WORK ORDER
Among the entries below, copy every line that carries the word "value".

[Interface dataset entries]
= Beginning of Section =

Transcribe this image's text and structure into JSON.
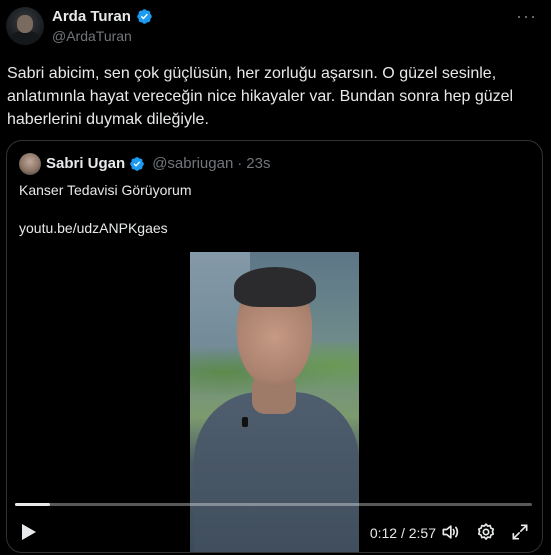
{
  "author": {
    "name": "Arda Turan",
    "handle": "@ArdaTuran"
  },
  "more_icon": "···",
  "tweet_text": "Sabri abicim, sen çok güçlüsün, her zorluğu aşarsın. O güzel sesinle, anlatımınla hayat vereceğin nice hikayaler var. Bundan sonra hep güzel haberlerini duymak dileğiyle.",
  "quote": {
    "name": "Sabri Ugan",
    "handle": "@sabriugan",
    "separator": "·",
    "time": "23s",
    "text": "Kanser Tedavisi Görüyorum",
    "link": "youtu.be/udzANPKgaes",
    "video": {
      "current_time": "0:12",
      "duration": "2:57",
      "time_display": "0:12 / 2:57",
      "progress_fraction": 0.068
    }
  },
  "colors": {
    "verified": "#1d9bf0",
    "background": "#000000",
    "text": "#e7e9ea",
    "muted": "#71767b",
    "border": "#2f3336"
  },
  "icons": [
    "verified-badge-icon",
    "more-icon",
    "play-icon",
    "volume-icon",
    "settings-gear-icon",
    "fullscreen-icon"
  ]
}
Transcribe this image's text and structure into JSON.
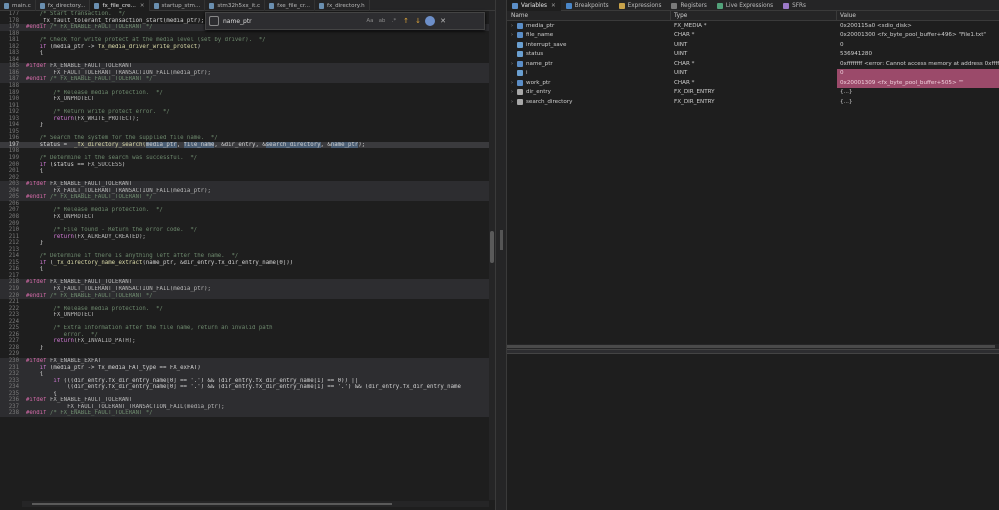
{
  "editor": {
    "tabs": [
      {
        "label": "main.c",
        "active": false
      },
      {
        "label": "fx_directory...",
        "active": false
      },
      {
        "label": "fx_file_cre...",
        "active": true
      },
      {
        "label": "startup_stm...",
        "active": false
      },
      {
        "label": "stm32h5xx_it.c",
        "active": false
      },
      {
        "label": "fxe_file_cr...",
        "active": false
      },
      {
        "label": "fx_directory.h",
        "active": false
      }
    ],
    "find": {
      "query": "name_ptr",
      "opt_case": "Aa",
      "opt_word": "ab",
      "opt_regex": ".*"
    },
    "lines": [
      {
        "n": "177",
        "cls": "",
        "toks": [
          [
            "cm",
            "    /* Start transaction.  */"
          ]
        ]
      },
      {
        "n": "178",
        "cls": "",
        "toks": [
          [
            "tx",
            "    _fx_fault_tolerant_transaction_start(media_ptr);"
          ]
        ]
      },
      {
        "n": "179",
        "cls": "shade",
        "toks": [
          [
            "pp",
            "#endif"
          ],
          [
            "cm",
            " /* FX_ENABLE_FAULT_TOLERANT */"
          ]
        ]
      },
      {
        "n": "180",
        "cls": "",
        "toks": [
          [
            "tx",
            ""
          ]
        ]
      },
      {
        "n": "181",
        "cls": "",
        "toks": [
          [
            "cm",
            "    /* Check for write protect at the media level (set by driver).  */"
          ]
        ]
      },
      {
        "n": "182",
        "cls": "",
        "toks": [
          [
            "kw",
            "    if"
          ],
          [
            "tx",
            " (media_ptr -> "
          ],
          [
            "fn",
            "fx_media_driver_write_protect"
          ],
          [
            "tx",
            ")"
          ]
        ]
      },
      {
        "n": "183",
        "cls": "",
        "toks": [
          [
            "tx",
            "    {"
          ]
        ]
      },
      {
        "n": "184",
        "cls": "",
        "toks": [
          [
            "tx",
            ""
          ]
        ]
      },
      {
        "n": "185",
        "cls": "shade",
        "toks": [
          [
            "pp",
            "#ifdef"
          ],
          [
            "mc",
            " FX_ENABLE_FAULT_TOLERANT"
          ]
        ]
      },
      {
        "n": "186",
        "cls": "shade",
        "toks": [
          [
            "mc",
            "        FX_FAULT_TOLERANT_TRANSACTION_FAIL(media_ptr);"
          ]
        ]
      },
      {
        "n": "187",
        "cls": "shade",
        "toks": [
          [
            "pp",
            "#endif"
          ],
          [
            "cm",
            " /* FX_ENABLE_FAULT_TOLERANT */"
          ]
        ]
      },
      {
        "n": "188",
        "cls": "",
        "toks": [
          [
            "tx",
            ""
          ]
        ]
      },
      {
        "n": "189",
        "cls": "",
        "toks": [
          [
            "cm",
            "        /* Release media protection.  */"
          ]
        ]
      },
      {
        "n": "190",
        "cls": "",
        "toks": [
          [
            "mc",
            "        FX_UNPROTECT"
          ]
        ]
      },
      {
        "n": "191",
        "cls": "",
        "toks": [
          [
            "tx",
            ""
          ]
        ]
      },
      {
        "n": "192",
        "cls": "",
        "toks": [
          [
            "cm",
            "        /* Return write protect error.  */"
          ]
        ]
      },
      {
        "n": "193",
        "cls": "",
        "toks": [
          [
            "kw",
            "        return"
          ],
          [
            "mc",
            "(FX_WRITE_PROTECT);"
          ]
        ]
      },
      {
        "n": "194",
        "cls": "",
        "toks": [
          [
            "tx",
            "    }"
          ]
        ]
      },
      {
        "n": "195",
        "cls": "",
        "toks": [
          [
            "tx",
            ""
          ]
        ]
      },
      {
        "n": "196",
        "cls": "",
        "toks": [
          [
            "cm",
            "    /* Search the system for the supplied file name.  */"
          ]
        ]
      },
      {
        "n": "197",
        "cls": "active",
        "toks": [
          [
            "tx",
            "    status = "
          ],
          [
            "fn",
            " _fx_directory_search("
          ],
          [
            "hl",
            "media_ptr"
          ],
          [
            "tx",
            ", "
          ],
          [
            "hl",
            "file_name"
          ],
          [
            "tx",
            ", &dir_entry, &"
          ],
          [
            "hl",
            "search_directory"
          ],
          [
            "tx",
            ", &"
          ],
          [
            "hl",
            "name_ptr"
          ],
          [
            "tx",
            ");"
          ]
        ]
      },
      {
        "n": "198",
        "cls": "",
        "toks": [
          [
            "tx",
            ""
          ]
        ]
      },
      {
        "n": "199",
        "cls": "",
        "toks": [
          [
            "cm",
            "    /* Determine if the search was successful.  */"
          ]
        ]
      },
      {
        "n": "200",
        "cls": "",
        "toks": [
          [
            "kw",
            "    if"
          ],
          [
            "tx",
            " (status == "
          ],
          [
            "mc",
            "FX_SUCCESS"
          ],
          [
            "tx",
            ")"
          ]
        ]
      },
      {
        "n": "201",
        "cls": "",
        "toks": [
          [
            "tx",
            "    {"
          ]
        ]
      },
      {
        "n": "202",
        "cls": "",
        "toks": [
          [
            "tx",
            ""
          ]
        ]
      },
      {
        "n": "203",
        "cls": "shade",
        "toks": [
          [
            "pp",
            "#ifdef"
          ],
          [
            "mc",
            " FX_ENABLE_FAULT_TOLERANT"
          ]
        ]
      },
      {
        "n": "204",
        "cls": "shade",
        "toks": [
          [
            "mc",
            "        FX_FAULT_TOLERANT_TRANSACTION_FAIL(media_ptr);"
          ]
        ]
      },
      {
        "n": "205",
        "cls": "shade",
        "toks": [
          [
            "pp",
            "#endif"
          ],
          [
            "cm",
            " /* FX_ENABLE_FAULT_TOLERANT */"
          ]
        ]
      },
      {
        "n": "206",
        "cls": "",
        "toks": [
          [
            "tx",
            ""
          ]
        ]
      },
      {
        "n": "207",
        "cls": "",
        "toks": [
          [
            "cm",
            "        /* Release media protection.  */"
          ]
        ]
      },
      {
        "n": "208",
        "cls": "",
        "toks": [
          [
            "mc",
            "        FX_UNPROTECT"
          ]
        ]
      },
      {
        "n": "209",
        "cls": "",
        "toks": [
          [
            "tx",
            ""
          ]
        ]
      },
      {
        "n": "210",
        "cls": "",
        "toks": [
          [
            "cm",
            "        /* File found - Return the error code.  */"
          ]
        ]
      },
      {
        "n": "211",
        "cls": "",
        "toks": [
          [
            "kw",
            "        return"
          ],
          [
            "mc",
            "(FX_ALREADY_CREATED);"
          ]
        ]
      },
      {
        "n": "212",
        "cls": "",
        "toks": [
          [
            "tx",
            "    }"
          ]
        ]
      },
      {
        "n": "213",
        "cls": "",
        "toks": [
          [
            "tx",
            ""
          ]
        ]
      },
      {
        "n": "214",
        "cls": "",
        "toks": [
          [
            "cm",
            "    /* Determine if there is anything left after the name.  */"
          ]
        ]
      },
      {
        "n": "215",
        "cls": "",
        "toks": [
          [
            "kw",
            "    if"
          ],
          [
            "tx",
            " ("
          ],
          [
            "fn",
            "_fx_directory_name_extract"
          ],
          [
            "tx",
            "(name_ptr, &dir_entry.fx_dir_entry_name[0]))"
          ]
        ]
      },
      {
        "n": "216",
        "cls": "",
        "toks": [
          [
            "tx",
            "    {"
          ]
        ]
      },
      {
        "n": "217",
        "cls": "",
        "toks": [
          [
            "tx",
            ""
          ]
        ]
      },
      {
        "n": "218",
        "cls": "shade",
        "toks": [
          [
            "pp",
            "#ifdef"
          ],
          [
            "mc",
            " FX_ENABLE_FAULT_TOLERANT"
          ]
        ]
      },
      {
        "n": "219",
        "cls": "shade",
        "toks": [
          [
            "mc",
            "        FX_FAULT_TOLERANT_TRANSACTION_FAIL(media_ptr);"
          ]
        ]
      },
      {
        "n": "220",
        "cls": "shade",
        "toks": [
          [
            "pp",
            "#endif"
          ],
          [
            "cm",
            " /* FX_ENABLE_FAULT_TOLERANT */"
          ]
        ]
      },
      {
        "n": "221",
        "cls": "",
        "toks": [
          [
            "tx",
            ""
          ]
        ]
      },
      {
        "n": "222",
        "cls": "",
        "toks": [
          [
            "cm",
            "        /* Release media protection.  */"
          ]
        ]
      },
      {
        "n": "223",
        "cls": "",
        "toks": [
          [
            "mc",
            "        FX_UNPROTECT"
          ]
        ]
      },
      {
        "n": "224",
        "cls": "",
        "toks": [
          [
            "tx",
            ""
          ]
        ]
      },
      {
        "n": "225",
        "cls": "",
        "toks": [
          [
            "cm",
            "        /* Extra information after the file name, return an invalid path"
          ]
        ]
      },
      {
        "n": "226",
        "cls": "",
        "toks": [
          [
            "cm",
            "           error.  */"
          ]
        ]
      },
      {
        "n": "227",
        "cls": "",
        "toks": [
          [
            "kw",
            "        return"
          ],
          [
            "mc",
            "(FX_INVALID_PATH);"
          ]
        ]
      },
      {
        "n": "228",
        "cls": "",
        "toks": [
          [
            "tx",
            "    }"
          ]
        ]
      },
      {
        "n": "229",
        "cls": "",
        "toks": [
          [
            "tx",
            ""
          ]
        ]
      },
      {
        "n": "230",
        "cls": "shade",
        "toks": [
          [
            "pp",
            "#ifdef"
          ],
          [
            "mc",
            " FX_ENABLE_EXFAT"
          ]
        ]
      },
      {
        "n": "231",
        "cls": "shade",
        "toks": [
          [
            "kw",
            "    if"
          ],
          [
            "tx",
            " (media_ptr -> fx_media_FAT_type == FX_exFAT)"
          ]
        ]
      },
      {
        "n": "232",
        "cls": "shade",
        "toks": [
          [
            "tx",
            "    {"
          ]
        ]
      },
      {
        "n": "233",
        "cls": "shade",
        "toks": [
          [
            "kw",
            "        if"
          ],
          [
            "tx",
            " (((dir_entry.fx_dir_entry_name[0] == '.') && (dir_entry.fx_dir_entry_name[1] == 0)) ||"
          ]
        ]
      },
      {
        "n": "234",
        "cls": "shade",
        "toks": [
          [
            "tx",
            "            ((dir_entry.fx_dir_entry_name[0] == '.') && (dir_entry.fx_dir_entry_name[1] == '.') && (dir_entry.fx_dir_entry_name"
          ]
        ]
      },
      {
        "n": "235",
        "cls": "shade",
        "toks": [
          [
            "tx",
            "        {"
          ]
        ]
      },
      {
        "n": "236",
        "cls": "shade",
        "toks": [
          [
            "pp",
            "#ifdef"
          ],
          [
            "mc",
            " FX_ENABLE_FAULT_TOLERANT"
          ]
        ]
      },
      {
        "n": "237",
        "cls": "shade",
        "toks": [
          [
            "mc",
            "            FX_FAULT_TOLERANT_TRANSACTION_FAIL(media_ptr);"
          ]
        ]
      },
      {
        "n": "238",
        "cls": "shade",
        "toks": [
          [
            "pp",
            "#endif"
          ],
          [
            "cm",
            " /* FX_ENABLE_FAULT_TOLERANT */"
          ]
        ]
      }
    ]
  },
  "debug_views": {
    "tabs": [
      {
        "label": "Variables",
        "icon": "variables-icon",
        "active": true,
        "closable": true
      },
      {
        "label": "Breakpoints",
        "icon": "breakpoints-icon",
        "active": false,
        "closable": false
      },
      {
        "label": "Expressions",
        "icon": "expressions-icon",
        "active": false,
        "closable": false
      },
      {
        "label": "Registers",
        "icon": "registers-icon",
        "active": false,
        "closable": false
      },
      {
        "label": "Live Expressions",
        "icon": "live-expressions-icon",
        "active": false,
        "closable": false
      },
      {
        "label": "SFRs",
        "icon": "sfrs-icon",
        "active": false,
        "closable": false
      }
    ],
    "columns": {
      "name": "Name",
      "type": "Type",
      "value": "Value"
    },
    "variables": [
      {
        "name": "media_ptr",
        "type": "FX_MEDIA *",
        "value": "0x200115a0 <sdio_disk>",
        "expandable": true,
        "kind": "ptr",
        "changed": false
      },
      {
        "name": "file_name",
        "type": "CHAR *",
        "value": "0x20001300 <fx_byte_pool_buffer+496> \"File1.txt\"",
        "expandable": true,
        "kind": "ptr",
        "changed": false
      },
      {
        "name": "interrupt_save",
        "type": "UINT",
        "value": "0",
        "expandable": false,
        "kind": "val",
        "changed": false
      },
      {
        "name": "status",
        "type": "UINT",
        "value": "536941280",
        "expandable": false,
        "kind": "val",
        "changed": false
      },
      {
        "name": "name_ptr",
        "type": "CHAR *",
        "value": "0xffffffff <error: Cannot access memory at address 0xffff...",
        "expandable": true,
        "kind": "ptr",
        "changed": false
      },
      {
        "name": "i",
        "type": "UINT",
        "value": "0",
        "expandable": false,
        "kind": "val",
        "changed": true
      },
      {
        "name": "work_ptr",
        "type": "CHAR *",
        "value": "0x20001309 <fx_byte_pool_buffer+505> \"\"",
        "expandable": true,
        "kind": "ptr",
        "changed": true
      },
      {
        "name": "dir_entry",
        "type": "FX_DIR_ENTRY",
        "value": "{...}",
        "expandable": true,
        "kind": "struct",
        "changed": false
      },
      {
        "name": "search_directory",
        "type": "FX_DIR_ENTRY",
        "value": "{...}",
        "expandable": true,
        "kind": "struct",
        "changed": false
      }
    ]
  }
}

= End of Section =

EXPECTED OUTPUT
      "value": "Value"
        "value": "0x200115a0 <sdio_disk>",
        "value": "0x20001300 <fx_byte_pool_buffer+496> \"File1.txt\"",
        "value": "0",
        "value": "536941280",
        "value": "0xffffffff <error: Cannot access memory at address 0xffff...",
        "value": "0",
        "value": "0x20001309 <fx_byte_pool_buffer+505> \"\"",
        "value": "{...}",
        "value": "{...}",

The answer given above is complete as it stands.